- [What the task asks]
In the entries below, identify every line with the string "temp" and copy it.
........
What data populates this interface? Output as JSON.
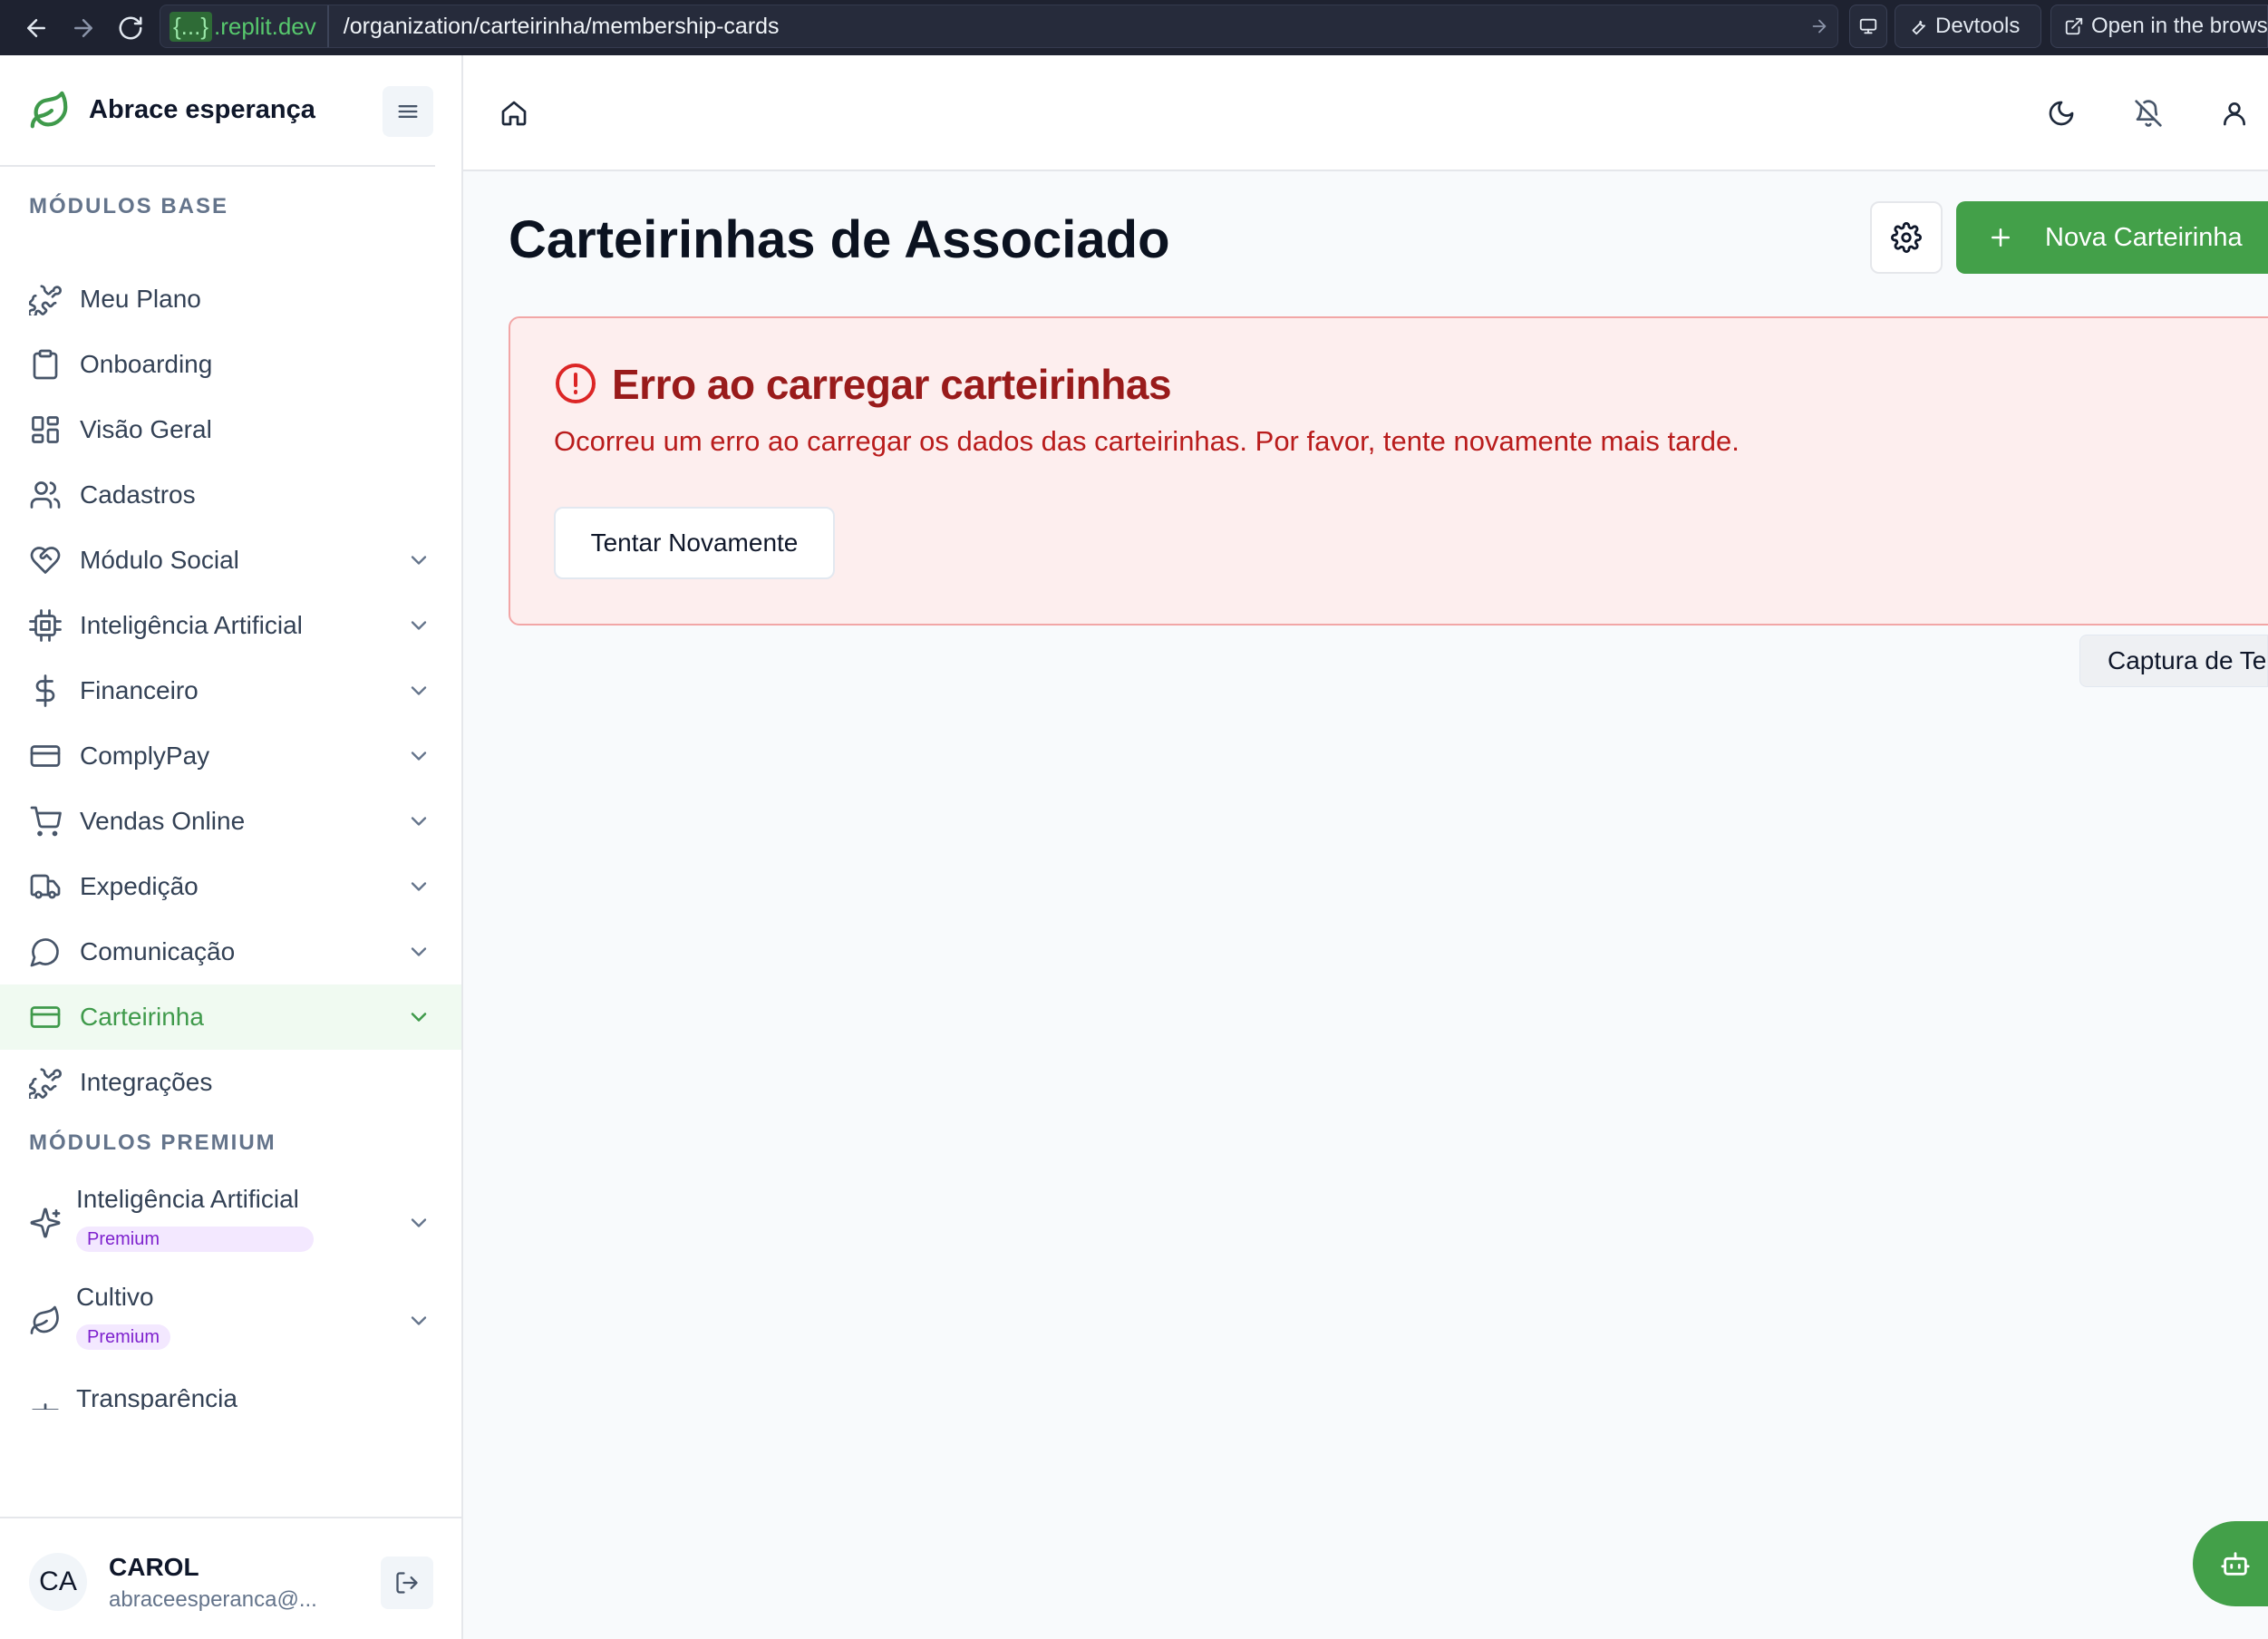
{
  "browser": {
    "domain_braces": "{...}",
    "domain": ".replit.dev",
    "path": "/organization/carteirinha/membership-cards",
    "devtools_label": "Devtools",
    "open_label": "Open in the brows"
  },
  "sidebar": {
    "brand": "Abrace esperança",
    "section_base": "MÓDULOS BASE",
    "items": [
      {
        "label": "Meu Plano",
        "icon": "puzzle-icon",
        "chevron": false
      },
      {
        "label": "Onboarding",
        "icon": "clipboard-icon",
        "chevron": false
      },
      {
        "label": "Visão Geral",
        "icon": "dashboard-icon",
        "chevron": false
      },
      {
        "label": "Cadastros",
        "icon": "users-icon",
        "chevron": false
      },
      {
        "label": "Módulo Social",
        "icon": "heart-handshake-icon",
        "chevron": true
      },
      {
        "label": "Inteligência Artificial",
        "icon": "cpu-icon",
        "chevron": true
      },
      {
        "label": "Financeiro",
        "icon": "dollar-icon",
        "chevron": true
      },
      {
        "label": "ComplyPay",
        "icon": "credit-card-icon",
        "chevron": true
      },
      {
        "label": "Vendas Online",
        "icon": "cart-icon",
        "chevron": true
      },
      {
        "label": "Expedição",
        "icon": "truck-icon",
        "chevron": true
      },
      {
        "label": "Comunicação",
        "icon": "chat-icon",
        "chevron": true
      },
      {
        "label": "Carteirinha",
        "icon": "card-icon",
        "chevron": true,
        "active": true
      },
      {
        "label": "Integrações",
        "icon": "puzzle-icon",
        "chevron": false
      }
    ],
    "section_premium": "MÓDULOS PREMIUM",
    "premium_items": [
      {
        "label": "Inteligência Artificial",
        "badge": "Premium",
        "icon": "sparkles-icon"
      },
      {
        "label": "Cultivo",
        "badge": "Premium",
        "icon": "leaf-icon"
      }
    ],
    "cut_item": "Transparência",
    "user": {
      "initials": "CA",
      "name": "CAROL",
      "email": "abraceesperanca@..."
    }
  },
  "main": {
    "title": "Carteirinhas de Associado",
    "new_button": "Nova Carteirinha",
    "error": {
      "title": "Erro ao carregar carteirinhas",
      "message": "Ocorreu um erro ao carregar os dados das carteirinhas. Por favor, tente novamente mais tarde.",
      "retry": "Tentar Novamente"
    },
    "capture_tab": "Captura de Te"
  },
  "colors": {
    "accent": "#43a049",
    "error_bg": "#fdeeee",
    "error_text": "#991b1b"
  }
}
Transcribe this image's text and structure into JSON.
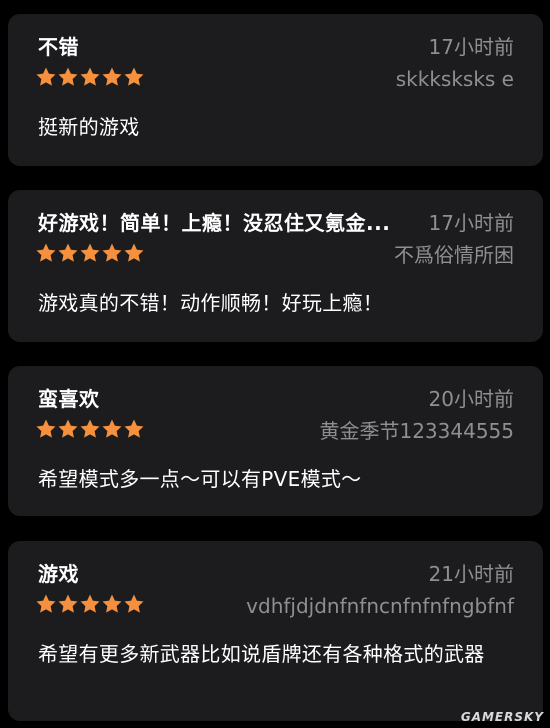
{
  "colors": {
    "background": "#000000",
    "card": "#1c1c1e",
    "star": "#f5913e",
    "secondary_text": "#8e8e93"
  },
  "reviews": [
    {
      "title": "不错",
      "time": "17小时前",
      "author": "skkksksks e",
      "rating": 5,
      "body": "挺新的游戏"
    },
    {
      "title": "好游戏！简单！上瘾！没忍住又氪金...",
      "time": "17小时前",
      "author": "不爲俗情所困",
      "rating": 5,
      "body": "游戏真的不错！动作顺畅！好玩上瘾！"
    },
    {
      "title": "蛮喜欢",
      "time": "20小时前",
      "author": "黄金季节123344555",
      "rating": 5,
      "body": "希望模式多一点～可以有PVE模式～"
    },
    {
      "title": "游戏",
      "time": "21小时前",
      "author": "vdhfjdjdnfnfncnfnfnfngbfnf",
      "rating": 5,
      "body": "希望有更多新武器比如说盾牌还有各种格式的武器"
    }
  ],
  "watermark": "GAMERSKY"
}
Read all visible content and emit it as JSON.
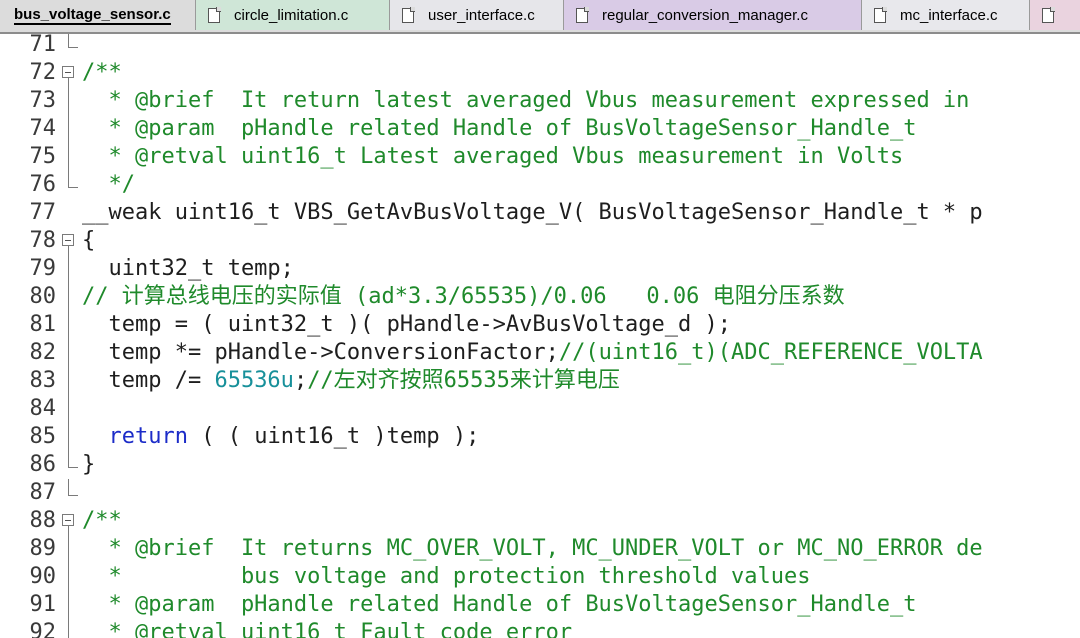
{
  "tabs": [
    {
      "label": "bus_voltage_sensor.c",
      "bg": "#dcdcdc",
      "width": 196,
      "active": true
    },
    {
      "label": "circle_limitation.c",
      "bg": "#cfe6d7",
      "width": 194
    },
    {
      "label": "user_interface.c",
      "bg": "#e6e6ea",
      "width": 174
    },
    {
      "label": "regular_conversion_manager.c",
      "bg": "#d9cbe6",
      "width": 298
    },
    {
      "label": "mc_interface.c",
      "bg": "#e8e8ec",
      "width": 168
    },
    {
      "label": "",
      "bg": "#ead3df",
      "width": 60
    }
  ],
  "lines": [
    {
      "num": "71",
      "fold": "end",
      "segs": [
        [
          "",
          ""
        ]
      ]
    },
    {
      "num": "72",
      "fold": "box",
      "segs": [
        [
          "/**",
          "cm"
        ]
      ]
    },
    {
      "num": "73",
      "fold": "bar",
      "segs": [
        [
          "  * @brief  It return latest averaged Vbus measurement expressed in",
          "cm"
        ]
      ]
    },
    {
      "num": "74",
      "fold": "bar",
      "segs": [
        [
          "  * @param  pHandle related Handle of BusVoltageSensor_Handle_t",
          "cm"
        ]
      ]
    },
    {
      "num": "75",
      "fold": "bar",
      "segs": [
        [
          "  * @retval uint16_t Latest averaged Vbus measurement in Volts",
          "cm"
        ]
      ]
    },
    {
      "num": "76",
      "fold": "end",
      "segs": [
        [
          "  */",
          "cm"
        ]
      ]
    },
    {
      "num": "77",
      "fold": "",
      "segs": [
        [
          "__weak uint16_t VBS_GetAvBusVoltage_V( BusVoltageSensor_Handle_t * p",
          ""
        ]
      ]
    },
    {
      "num": "78",
      "fold": "box",
      "segs": [
        [
          "{",
          ""
        ]
      ]
    },
    {
      "num": "79",
      "fold": "bar",
      "segs": [
        [
          "  uint32_t temp;",
          ""
        ]
      ]
    },
    {
      "num": "80",
      "fold": "bar",
      "segs": [
        [
          "// 计算总线电压的实际值 (ad*3.3/65535)/0.06   0.06 电阻分压系数",
          "cm"
        ]
      ]
    },
    {
      "num": "81",
      "fold": "bar",
      "segs": [
        [
          "  temp = ( uint32_t )( pHandle->AvBusVoltage_d );",
          ""
        ]
      ]
    },
    {
      "num": "82",
      "fold": "bar",
      "segs": [
        [
          "  temp *= pHandle->ConversionFactor;",
          ""
        ],
        [
          "//(uint16_t)(ADC_REFERENCE_VOLTA",
          "cm"
        ]
      ]
    },
    {
      "num": "83",
      "fold": "bar",
      "segs": [
        [
          "  temp /= ",
          ""
        ],
        [
          "65536u",
          "num"
        ],
        [
          ";",
          ""
        ],
        [
          "//左对齐按照65535来计算电压",
          "cm"
        ]
      ]
    },
    {
      "num": "84",
      "fold": "bar",
      "segs": [
        [
          "",
          ""
        ]
      ]
    },
    {
      "num": "85",
      "fold": "bar",
      "segs": [
        [
          "  ",
          ""
        ],
        [
          "return",
          "kw"
        ],
        [
          " ( ( uint16_t )temp );",
          ""
        ]
      ]
    },
    {
      "num": "86",
      "fold": "end",
      "segs": [
        [
          "}",
          ""
        ]
      ]
    },
    {
      "num": "87",
      "fold": "end",
      "segs": [
        [
          "",
          ""
        ]
      ]
    },
    {
      "num": "88",
      "fold": "box",
      "segs": [
        [
          "/**",
          "cm"
        ]
      ]
    },
    {
      "num": "89",
      "fold": "bar",
      "segs": [
        [
          "  * @brief  It returns MC_OVER_VOLT, MC_UNDER_VOLT or MC_NO_ERROR de",
          "cm"
        ]
      ]
    },
    {
      "num": "90",
      "fold": "bar",
      "segs": [
        [
          "  *         bus voltage and protection threshold values",
          "cm"
        ]
      ]
    },
    {
      "num": "91",
      "fold": "bar",
      "segs": [
        [
          "  * @param  pHandle related Handle of BusVoltageSensor_Handle_t",
          "cm"
        ]
      ]
    },
    {
      "num": "92",
      "fold": "bar",
      "segs": [
        [
          "  * @retval uint16_t Fault code error",
          "cm"
        ]
      ]
    }
  ]
}
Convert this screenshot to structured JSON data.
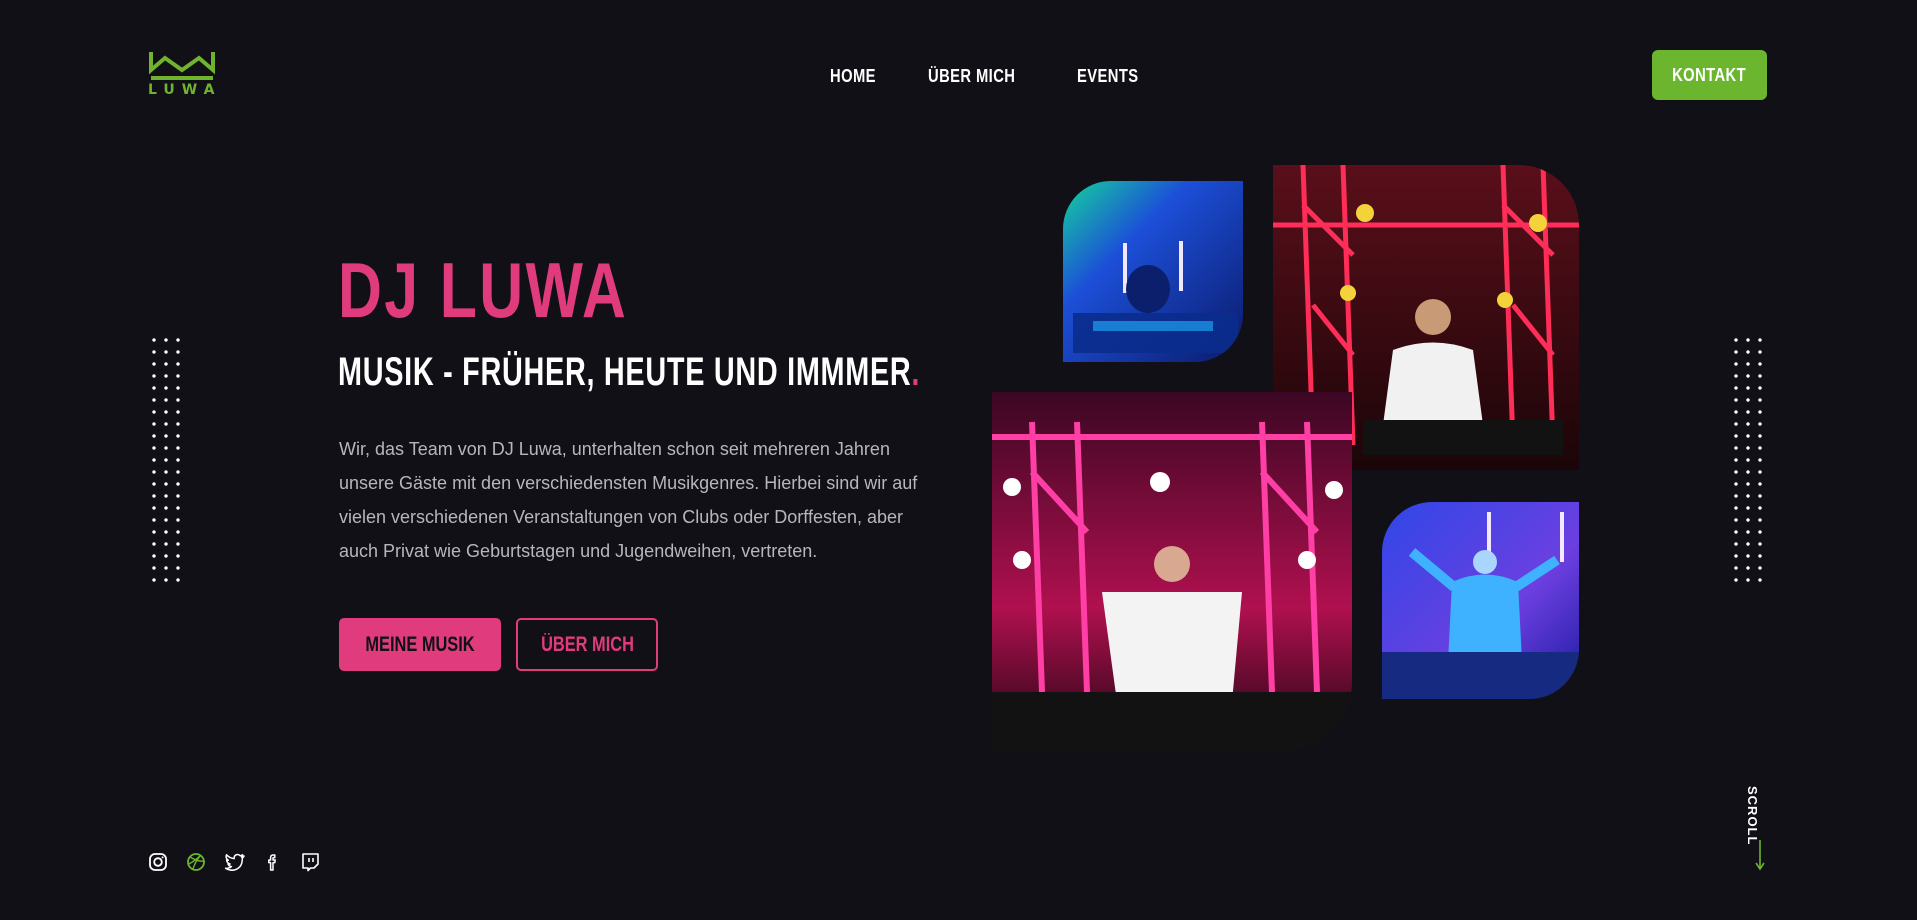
{
  "logo": {
    "text": "LUWA"
  },
  "nav": {
    "items": [
      {
        "label": "HOME"
      },
      {
        "label": "ÜBER MICH"
      },
      {
        "label": "EVENTS"
      }
    ]
  },
  "header": {
    "contact_label": "KONTAKT"
  },
  "hero": {
    "title": "DJ LUWA",
    "subtitle": "MUSIK - FRÜHER, HEUTE UND IMMMER",
    "subtitle_dot": ".",
    "text": "Wir, das Team von DJ Luwa, unterhalten schon seit mehreren Jahren unsere Gäste mit den verschiedensten Musikgenres. Hierbei sind wir auf vielen verschiedenen Veranstaltungen von Clubs oder Dorffesten, aber auch Privat wie Geburtstagen und Jugendweihen, vertreten.",
    "primary_button": "MEINE MUSIK",
    "secondary_button": "ÜBER MICH"
  },
  "social": {
    "icons": [
      "instagram-icon",
      "dribbble-icon",
      "twitter-icon",
      "facebook-icon",
      "twitch-icon"
    ]
  },
  "scroll": {
    "label": "SCROLL"
  },
  "colors": {
    "background": "#111016",
    "accent_pink": "#e03c7d",
    "accent_green": "#6bb52f"
  }
}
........
- [Response to this exercise]
          "  uint32_t temp;",
          "  temp = ( uint32_t )( pHandle->AvBusVoltage_d );",
          "  temp *= pHandle->ConversionFactor;",
          "  temp /= ",
          " ( ( uint16_t )temp );",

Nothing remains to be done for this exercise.